(EXERCISE INSTRUCTIONS)
Filter the listing below down to the lines with the word "Premium" and copy those.

§ §

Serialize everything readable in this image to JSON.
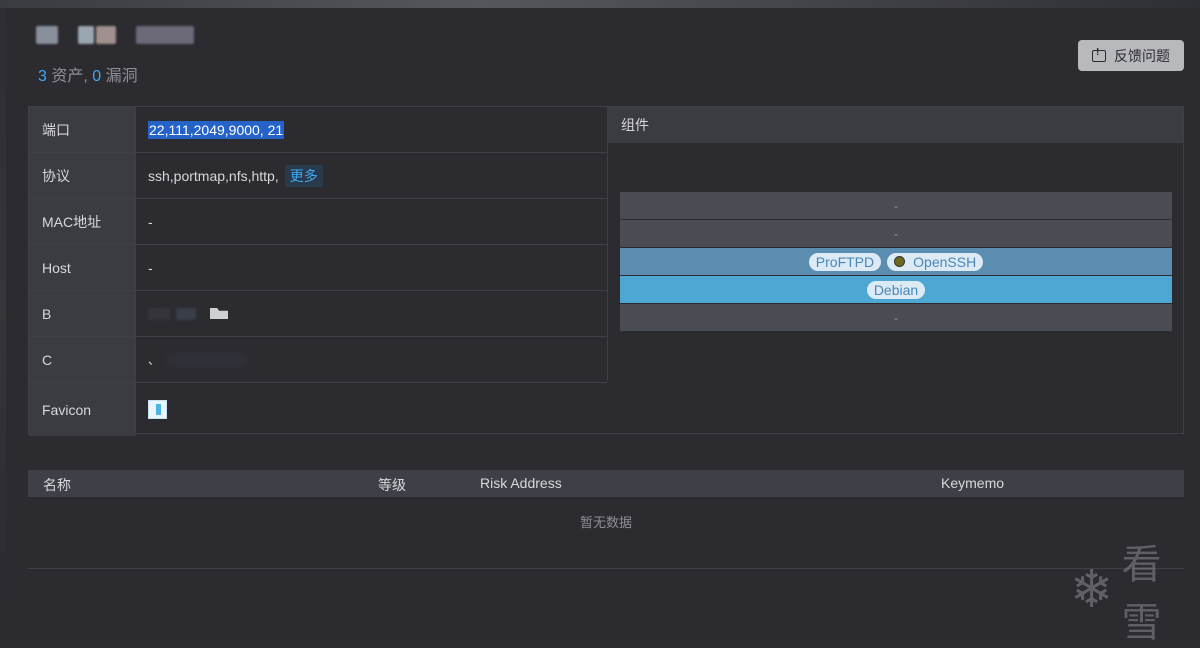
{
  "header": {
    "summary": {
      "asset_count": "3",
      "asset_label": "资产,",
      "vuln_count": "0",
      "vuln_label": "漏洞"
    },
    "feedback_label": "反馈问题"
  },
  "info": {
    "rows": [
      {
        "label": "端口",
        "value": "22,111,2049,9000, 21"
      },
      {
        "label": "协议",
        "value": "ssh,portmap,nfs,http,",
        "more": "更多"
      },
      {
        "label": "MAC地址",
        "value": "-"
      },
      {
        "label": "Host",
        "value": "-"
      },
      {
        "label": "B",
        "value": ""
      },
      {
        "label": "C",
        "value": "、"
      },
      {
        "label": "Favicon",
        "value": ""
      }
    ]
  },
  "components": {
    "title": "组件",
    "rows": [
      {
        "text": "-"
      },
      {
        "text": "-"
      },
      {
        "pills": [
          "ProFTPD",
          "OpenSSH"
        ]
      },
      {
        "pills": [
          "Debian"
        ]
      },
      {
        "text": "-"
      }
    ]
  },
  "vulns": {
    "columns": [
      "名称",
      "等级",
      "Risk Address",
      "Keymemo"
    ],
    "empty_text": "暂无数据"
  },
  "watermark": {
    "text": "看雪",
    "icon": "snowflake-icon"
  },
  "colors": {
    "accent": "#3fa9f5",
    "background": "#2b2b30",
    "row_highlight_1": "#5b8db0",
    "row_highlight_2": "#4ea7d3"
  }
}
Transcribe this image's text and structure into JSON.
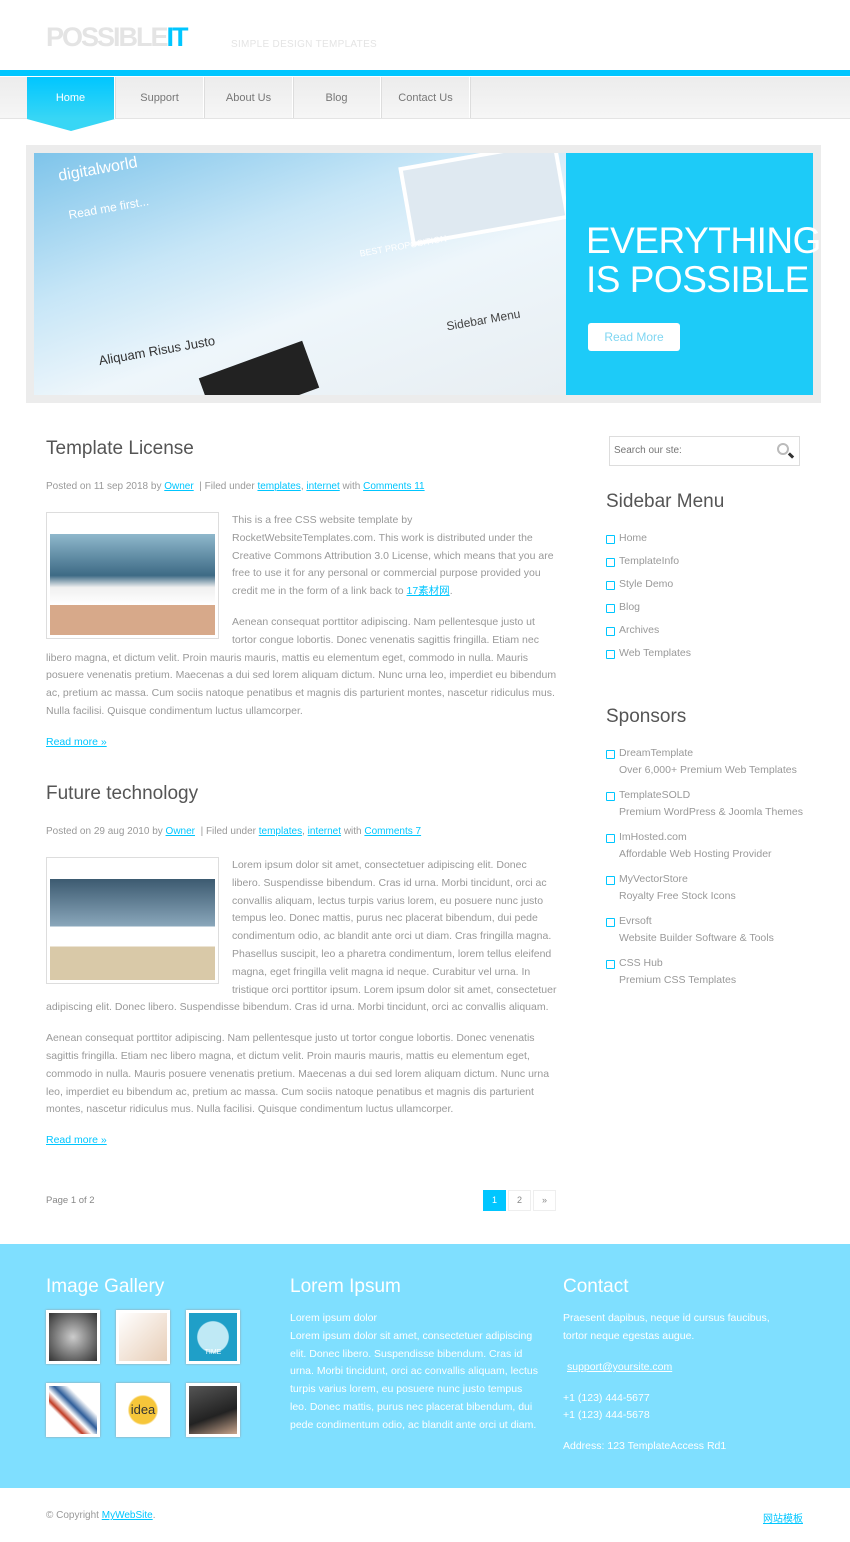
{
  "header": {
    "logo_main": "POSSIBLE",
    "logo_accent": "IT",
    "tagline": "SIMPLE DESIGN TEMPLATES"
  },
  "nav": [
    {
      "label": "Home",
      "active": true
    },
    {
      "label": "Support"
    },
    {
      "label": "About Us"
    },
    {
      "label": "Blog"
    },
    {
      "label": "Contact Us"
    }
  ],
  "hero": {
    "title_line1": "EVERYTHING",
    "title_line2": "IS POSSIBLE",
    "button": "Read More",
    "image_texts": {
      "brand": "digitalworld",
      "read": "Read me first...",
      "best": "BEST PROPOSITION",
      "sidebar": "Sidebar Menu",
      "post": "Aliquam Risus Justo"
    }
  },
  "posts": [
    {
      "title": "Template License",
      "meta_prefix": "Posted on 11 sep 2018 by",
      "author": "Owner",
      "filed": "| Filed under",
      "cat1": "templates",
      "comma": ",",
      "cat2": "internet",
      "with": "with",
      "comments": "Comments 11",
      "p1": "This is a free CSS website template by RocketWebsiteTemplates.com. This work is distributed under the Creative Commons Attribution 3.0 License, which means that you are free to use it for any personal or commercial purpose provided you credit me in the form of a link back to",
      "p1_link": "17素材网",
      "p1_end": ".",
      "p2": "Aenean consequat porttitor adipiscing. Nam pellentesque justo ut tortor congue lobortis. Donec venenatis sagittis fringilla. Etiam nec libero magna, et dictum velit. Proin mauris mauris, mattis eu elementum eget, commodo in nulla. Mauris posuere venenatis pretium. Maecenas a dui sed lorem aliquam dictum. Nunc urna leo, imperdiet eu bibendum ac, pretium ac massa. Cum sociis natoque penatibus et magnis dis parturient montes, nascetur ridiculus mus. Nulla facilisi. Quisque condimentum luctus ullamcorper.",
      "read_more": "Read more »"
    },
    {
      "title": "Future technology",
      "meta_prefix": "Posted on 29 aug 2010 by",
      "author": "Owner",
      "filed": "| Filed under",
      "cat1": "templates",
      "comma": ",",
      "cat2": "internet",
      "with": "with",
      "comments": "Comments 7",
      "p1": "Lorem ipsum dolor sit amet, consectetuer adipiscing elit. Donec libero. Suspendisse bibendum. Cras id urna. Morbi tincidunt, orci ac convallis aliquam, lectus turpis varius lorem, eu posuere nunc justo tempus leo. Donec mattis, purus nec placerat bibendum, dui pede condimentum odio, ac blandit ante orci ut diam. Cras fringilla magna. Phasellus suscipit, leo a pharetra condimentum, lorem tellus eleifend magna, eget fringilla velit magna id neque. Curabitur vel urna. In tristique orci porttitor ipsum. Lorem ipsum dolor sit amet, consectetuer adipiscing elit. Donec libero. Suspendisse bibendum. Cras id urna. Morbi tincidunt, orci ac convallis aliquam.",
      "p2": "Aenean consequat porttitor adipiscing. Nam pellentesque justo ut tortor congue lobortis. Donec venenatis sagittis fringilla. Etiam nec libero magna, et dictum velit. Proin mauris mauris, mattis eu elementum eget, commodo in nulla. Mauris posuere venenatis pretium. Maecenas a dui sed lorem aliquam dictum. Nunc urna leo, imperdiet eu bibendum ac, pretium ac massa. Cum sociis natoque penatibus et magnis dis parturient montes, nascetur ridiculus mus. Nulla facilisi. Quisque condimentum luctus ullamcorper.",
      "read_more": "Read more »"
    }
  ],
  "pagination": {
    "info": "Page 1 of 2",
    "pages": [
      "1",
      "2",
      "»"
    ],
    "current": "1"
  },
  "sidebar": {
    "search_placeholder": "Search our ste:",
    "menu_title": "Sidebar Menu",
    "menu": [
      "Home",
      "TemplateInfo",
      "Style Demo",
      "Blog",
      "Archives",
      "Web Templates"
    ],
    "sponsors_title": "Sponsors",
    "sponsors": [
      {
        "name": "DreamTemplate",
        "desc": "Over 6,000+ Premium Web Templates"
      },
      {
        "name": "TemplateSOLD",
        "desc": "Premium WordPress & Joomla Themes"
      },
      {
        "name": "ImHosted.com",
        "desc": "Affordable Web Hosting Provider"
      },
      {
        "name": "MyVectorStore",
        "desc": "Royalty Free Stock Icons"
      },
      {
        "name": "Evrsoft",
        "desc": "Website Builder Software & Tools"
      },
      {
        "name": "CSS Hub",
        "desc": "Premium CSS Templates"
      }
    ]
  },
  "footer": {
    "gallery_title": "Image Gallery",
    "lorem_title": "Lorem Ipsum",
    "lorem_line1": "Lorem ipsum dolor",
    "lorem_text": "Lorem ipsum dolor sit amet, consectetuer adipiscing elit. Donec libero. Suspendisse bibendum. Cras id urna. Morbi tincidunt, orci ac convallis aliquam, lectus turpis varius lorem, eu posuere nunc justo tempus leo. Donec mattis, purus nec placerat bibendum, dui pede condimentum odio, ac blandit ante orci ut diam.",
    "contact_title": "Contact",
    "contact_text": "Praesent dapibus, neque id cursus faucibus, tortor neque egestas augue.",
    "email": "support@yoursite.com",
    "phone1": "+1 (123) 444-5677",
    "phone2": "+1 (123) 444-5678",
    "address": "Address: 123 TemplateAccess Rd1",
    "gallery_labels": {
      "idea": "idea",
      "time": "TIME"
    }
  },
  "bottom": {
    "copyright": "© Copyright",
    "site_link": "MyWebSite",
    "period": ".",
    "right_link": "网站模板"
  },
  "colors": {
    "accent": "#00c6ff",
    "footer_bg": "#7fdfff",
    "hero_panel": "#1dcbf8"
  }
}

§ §

(REPLY)
        "desc": "Over 6,000+ Premium Web Templates"
        "desc": "Premium WordPress & Joomla Themes"
        "desc": "Premium CSS Templates"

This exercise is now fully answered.